YOUR TASK
Your answer should be one number: the count of lines in the records that include the word "overload".

Dataset rows for apps and sites
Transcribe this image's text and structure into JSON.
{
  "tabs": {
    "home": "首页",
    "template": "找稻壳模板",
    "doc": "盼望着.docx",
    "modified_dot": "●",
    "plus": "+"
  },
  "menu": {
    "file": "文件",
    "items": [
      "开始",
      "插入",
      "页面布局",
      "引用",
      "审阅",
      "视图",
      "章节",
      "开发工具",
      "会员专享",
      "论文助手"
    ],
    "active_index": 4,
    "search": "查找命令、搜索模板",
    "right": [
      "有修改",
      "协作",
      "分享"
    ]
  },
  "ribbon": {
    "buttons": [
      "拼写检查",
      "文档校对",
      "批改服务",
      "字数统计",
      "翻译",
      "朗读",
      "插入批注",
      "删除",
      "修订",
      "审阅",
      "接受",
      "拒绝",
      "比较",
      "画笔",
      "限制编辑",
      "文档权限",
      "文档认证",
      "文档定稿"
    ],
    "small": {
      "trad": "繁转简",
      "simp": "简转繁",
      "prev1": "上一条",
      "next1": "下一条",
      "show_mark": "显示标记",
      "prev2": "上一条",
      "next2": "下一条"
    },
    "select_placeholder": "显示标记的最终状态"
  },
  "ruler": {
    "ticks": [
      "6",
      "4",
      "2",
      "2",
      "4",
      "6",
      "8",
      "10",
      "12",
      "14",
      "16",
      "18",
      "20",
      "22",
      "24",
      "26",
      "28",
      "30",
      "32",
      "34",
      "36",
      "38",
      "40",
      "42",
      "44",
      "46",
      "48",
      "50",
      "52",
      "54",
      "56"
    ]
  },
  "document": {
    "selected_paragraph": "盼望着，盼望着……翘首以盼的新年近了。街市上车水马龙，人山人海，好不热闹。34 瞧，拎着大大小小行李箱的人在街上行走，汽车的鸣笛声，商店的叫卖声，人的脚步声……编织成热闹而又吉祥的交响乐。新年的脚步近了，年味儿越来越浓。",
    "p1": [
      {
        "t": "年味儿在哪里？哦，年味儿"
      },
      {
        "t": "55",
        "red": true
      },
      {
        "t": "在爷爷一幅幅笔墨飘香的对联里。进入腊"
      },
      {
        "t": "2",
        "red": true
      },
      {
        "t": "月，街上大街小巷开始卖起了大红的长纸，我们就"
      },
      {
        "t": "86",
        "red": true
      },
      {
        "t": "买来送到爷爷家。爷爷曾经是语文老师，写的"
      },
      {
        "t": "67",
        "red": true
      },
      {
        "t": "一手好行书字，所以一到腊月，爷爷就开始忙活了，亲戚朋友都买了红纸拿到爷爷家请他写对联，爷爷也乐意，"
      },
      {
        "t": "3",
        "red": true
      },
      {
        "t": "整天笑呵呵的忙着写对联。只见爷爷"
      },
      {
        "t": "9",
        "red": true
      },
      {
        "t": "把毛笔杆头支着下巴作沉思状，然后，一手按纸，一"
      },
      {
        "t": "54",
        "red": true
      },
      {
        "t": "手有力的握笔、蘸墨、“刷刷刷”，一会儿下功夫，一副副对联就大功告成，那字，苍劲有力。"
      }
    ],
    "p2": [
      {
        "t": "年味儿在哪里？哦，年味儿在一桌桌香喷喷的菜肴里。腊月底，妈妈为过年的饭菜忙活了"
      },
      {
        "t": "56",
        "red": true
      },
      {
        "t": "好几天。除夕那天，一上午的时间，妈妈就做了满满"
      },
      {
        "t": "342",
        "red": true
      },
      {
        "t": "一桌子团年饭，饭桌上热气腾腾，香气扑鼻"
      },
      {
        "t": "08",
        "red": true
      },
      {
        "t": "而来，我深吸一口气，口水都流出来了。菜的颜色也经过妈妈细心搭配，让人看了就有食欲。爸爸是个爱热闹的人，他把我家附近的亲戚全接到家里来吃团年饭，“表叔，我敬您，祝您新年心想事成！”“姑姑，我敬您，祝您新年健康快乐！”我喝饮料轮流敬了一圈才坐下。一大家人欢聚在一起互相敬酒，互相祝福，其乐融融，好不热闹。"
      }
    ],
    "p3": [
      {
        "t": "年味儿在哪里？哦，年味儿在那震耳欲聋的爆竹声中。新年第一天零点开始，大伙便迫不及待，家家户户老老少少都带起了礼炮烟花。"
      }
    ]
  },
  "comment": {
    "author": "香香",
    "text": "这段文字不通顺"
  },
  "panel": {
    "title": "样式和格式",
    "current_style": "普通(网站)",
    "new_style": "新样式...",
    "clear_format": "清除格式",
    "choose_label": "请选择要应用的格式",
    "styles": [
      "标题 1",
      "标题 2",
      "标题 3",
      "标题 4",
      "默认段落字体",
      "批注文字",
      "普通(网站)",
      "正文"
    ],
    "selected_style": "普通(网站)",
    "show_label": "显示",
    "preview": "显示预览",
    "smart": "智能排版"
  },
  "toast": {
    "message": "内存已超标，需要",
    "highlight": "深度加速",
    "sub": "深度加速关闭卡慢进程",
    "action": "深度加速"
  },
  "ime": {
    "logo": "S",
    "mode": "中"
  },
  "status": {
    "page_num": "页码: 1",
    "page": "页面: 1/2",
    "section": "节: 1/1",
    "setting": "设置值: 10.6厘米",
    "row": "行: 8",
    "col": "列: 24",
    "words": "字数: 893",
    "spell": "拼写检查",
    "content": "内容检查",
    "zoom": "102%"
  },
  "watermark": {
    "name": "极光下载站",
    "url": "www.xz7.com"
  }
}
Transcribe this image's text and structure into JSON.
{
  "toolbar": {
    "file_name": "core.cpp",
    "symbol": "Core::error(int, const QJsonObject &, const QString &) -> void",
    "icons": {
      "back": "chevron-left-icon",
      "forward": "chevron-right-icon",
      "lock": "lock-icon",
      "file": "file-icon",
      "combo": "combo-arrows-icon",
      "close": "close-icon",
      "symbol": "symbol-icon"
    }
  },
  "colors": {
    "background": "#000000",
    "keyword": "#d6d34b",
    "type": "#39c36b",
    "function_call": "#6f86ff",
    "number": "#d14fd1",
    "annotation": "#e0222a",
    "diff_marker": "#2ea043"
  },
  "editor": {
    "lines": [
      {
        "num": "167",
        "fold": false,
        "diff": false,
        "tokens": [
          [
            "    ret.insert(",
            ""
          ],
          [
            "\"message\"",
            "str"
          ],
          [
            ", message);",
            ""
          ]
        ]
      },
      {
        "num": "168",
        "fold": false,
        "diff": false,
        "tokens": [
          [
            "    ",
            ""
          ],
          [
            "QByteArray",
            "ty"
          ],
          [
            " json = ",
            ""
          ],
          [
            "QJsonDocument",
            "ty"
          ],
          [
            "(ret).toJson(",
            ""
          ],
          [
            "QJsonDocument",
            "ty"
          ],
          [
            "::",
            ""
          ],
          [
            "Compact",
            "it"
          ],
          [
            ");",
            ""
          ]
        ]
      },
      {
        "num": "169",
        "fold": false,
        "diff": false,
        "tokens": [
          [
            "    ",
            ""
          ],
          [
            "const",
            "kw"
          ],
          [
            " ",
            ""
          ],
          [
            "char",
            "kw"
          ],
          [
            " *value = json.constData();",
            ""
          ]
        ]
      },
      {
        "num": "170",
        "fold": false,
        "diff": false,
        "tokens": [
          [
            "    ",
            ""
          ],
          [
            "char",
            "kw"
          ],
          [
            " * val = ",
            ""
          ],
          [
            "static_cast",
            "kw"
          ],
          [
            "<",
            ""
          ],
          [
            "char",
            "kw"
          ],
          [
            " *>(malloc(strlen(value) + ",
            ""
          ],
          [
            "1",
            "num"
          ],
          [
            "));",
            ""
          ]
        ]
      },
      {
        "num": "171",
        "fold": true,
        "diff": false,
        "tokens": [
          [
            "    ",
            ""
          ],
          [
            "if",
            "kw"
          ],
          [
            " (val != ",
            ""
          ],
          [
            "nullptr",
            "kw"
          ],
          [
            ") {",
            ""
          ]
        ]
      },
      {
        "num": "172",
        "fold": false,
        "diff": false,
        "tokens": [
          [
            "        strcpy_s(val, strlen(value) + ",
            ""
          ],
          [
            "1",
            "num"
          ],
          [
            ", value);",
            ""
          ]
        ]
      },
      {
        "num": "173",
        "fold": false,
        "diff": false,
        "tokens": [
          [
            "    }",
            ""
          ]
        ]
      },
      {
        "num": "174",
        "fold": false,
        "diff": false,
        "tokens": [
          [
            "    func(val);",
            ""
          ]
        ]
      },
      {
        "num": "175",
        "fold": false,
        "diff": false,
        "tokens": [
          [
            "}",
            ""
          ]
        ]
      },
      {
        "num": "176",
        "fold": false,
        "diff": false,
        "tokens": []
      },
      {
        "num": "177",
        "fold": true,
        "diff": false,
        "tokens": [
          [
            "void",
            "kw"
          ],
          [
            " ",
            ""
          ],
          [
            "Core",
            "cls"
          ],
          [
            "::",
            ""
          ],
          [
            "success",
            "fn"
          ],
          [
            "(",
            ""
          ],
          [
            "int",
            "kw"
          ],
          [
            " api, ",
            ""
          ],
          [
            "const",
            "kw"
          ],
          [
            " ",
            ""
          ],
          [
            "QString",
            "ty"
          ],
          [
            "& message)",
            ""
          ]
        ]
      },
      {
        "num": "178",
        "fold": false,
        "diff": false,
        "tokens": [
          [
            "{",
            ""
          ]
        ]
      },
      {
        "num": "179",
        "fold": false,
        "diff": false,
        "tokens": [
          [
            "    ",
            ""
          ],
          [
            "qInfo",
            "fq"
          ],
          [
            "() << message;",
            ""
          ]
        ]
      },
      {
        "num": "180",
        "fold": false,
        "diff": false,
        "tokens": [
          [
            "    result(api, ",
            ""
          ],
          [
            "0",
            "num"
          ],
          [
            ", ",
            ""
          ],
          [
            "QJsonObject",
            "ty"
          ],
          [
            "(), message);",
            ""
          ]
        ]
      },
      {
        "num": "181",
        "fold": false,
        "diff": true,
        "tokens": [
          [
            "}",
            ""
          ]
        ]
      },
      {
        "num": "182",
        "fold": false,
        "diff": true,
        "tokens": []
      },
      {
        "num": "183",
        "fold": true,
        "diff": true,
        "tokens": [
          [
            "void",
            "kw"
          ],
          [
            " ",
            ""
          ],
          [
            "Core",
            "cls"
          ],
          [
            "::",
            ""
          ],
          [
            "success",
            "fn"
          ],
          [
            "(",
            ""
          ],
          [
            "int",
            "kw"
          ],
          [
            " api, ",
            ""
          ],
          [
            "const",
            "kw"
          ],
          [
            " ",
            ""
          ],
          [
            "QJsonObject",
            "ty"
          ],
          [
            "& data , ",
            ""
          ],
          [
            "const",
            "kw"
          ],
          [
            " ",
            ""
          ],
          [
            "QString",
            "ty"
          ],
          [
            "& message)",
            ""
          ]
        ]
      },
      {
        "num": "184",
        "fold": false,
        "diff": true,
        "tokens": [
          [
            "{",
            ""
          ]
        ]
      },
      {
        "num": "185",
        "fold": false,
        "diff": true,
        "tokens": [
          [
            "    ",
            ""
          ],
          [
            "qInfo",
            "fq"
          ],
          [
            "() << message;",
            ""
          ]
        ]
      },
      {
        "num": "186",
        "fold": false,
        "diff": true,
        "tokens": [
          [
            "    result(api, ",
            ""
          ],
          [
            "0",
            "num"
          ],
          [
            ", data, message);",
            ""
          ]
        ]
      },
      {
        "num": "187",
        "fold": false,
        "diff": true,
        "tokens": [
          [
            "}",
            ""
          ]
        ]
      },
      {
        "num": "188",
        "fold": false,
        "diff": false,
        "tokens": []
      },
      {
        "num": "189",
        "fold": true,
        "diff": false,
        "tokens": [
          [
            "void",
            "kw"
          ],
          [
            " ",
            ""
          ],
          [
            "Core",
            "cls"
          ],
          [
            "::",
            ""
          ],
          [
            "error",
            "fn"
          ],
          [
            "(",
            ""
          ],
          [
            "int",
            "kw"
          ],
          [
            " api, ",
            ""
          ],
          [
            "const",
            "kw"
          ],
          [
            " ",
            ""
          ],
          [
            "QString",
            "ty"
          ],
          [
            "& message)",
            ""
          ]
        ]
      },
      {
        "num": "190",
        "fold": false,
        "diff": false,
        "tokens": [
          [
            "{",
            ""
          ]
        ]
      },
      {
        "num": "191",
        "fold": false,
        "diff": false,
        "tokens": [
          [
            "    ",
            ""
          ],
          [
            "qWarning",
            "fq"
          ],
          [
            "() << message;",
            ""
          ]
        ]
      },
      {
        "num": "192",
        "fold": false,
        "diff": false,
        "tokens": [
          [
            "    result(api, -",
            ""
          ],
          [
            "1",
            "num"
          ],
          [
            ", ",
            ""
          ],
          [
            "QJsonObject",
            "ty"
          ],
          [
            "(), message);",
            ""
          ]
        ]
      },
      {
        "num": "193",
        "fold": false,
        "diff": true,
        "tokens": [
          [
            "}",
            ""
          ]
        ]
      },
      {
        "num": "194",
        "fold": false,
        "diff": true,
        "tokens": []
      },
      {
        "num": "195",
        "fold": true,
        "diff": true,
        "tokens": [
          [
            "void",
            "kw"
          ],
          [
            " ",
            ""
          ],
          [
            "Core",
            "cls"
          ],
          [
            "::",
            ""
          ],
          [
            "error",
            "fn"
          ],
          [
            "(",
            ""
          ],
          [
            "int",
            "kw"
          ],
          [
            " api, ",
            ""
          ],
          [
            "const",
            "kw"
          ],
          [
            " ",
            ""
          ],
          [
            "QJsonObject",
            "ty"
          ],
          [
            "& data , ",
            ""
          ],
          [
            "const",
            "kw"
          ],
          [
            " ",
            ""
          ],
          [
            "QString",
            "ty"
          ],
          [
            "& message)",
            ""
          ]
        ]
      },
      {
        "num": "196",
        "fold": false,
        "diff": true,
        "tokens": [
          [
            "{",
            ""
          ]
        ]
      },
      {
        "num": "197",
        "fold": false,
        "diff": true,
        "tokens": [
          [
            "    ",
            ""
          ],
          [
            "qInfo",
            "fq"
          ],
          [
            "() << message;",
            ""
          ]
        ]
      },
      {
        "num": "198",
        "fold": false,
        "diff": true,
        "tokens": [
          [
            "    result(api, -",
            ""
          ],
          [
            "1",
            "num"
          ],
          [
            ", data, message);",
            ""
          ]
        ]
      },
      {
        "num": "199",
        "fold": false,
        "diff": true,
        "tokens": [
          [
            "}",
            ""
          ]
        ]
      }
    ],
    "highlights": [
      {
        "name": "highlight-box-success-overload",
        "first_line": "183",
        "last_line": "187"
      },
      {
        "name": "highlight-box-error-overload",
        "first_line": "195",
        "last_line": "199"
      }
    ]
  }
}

FINISHED EXERCISE
2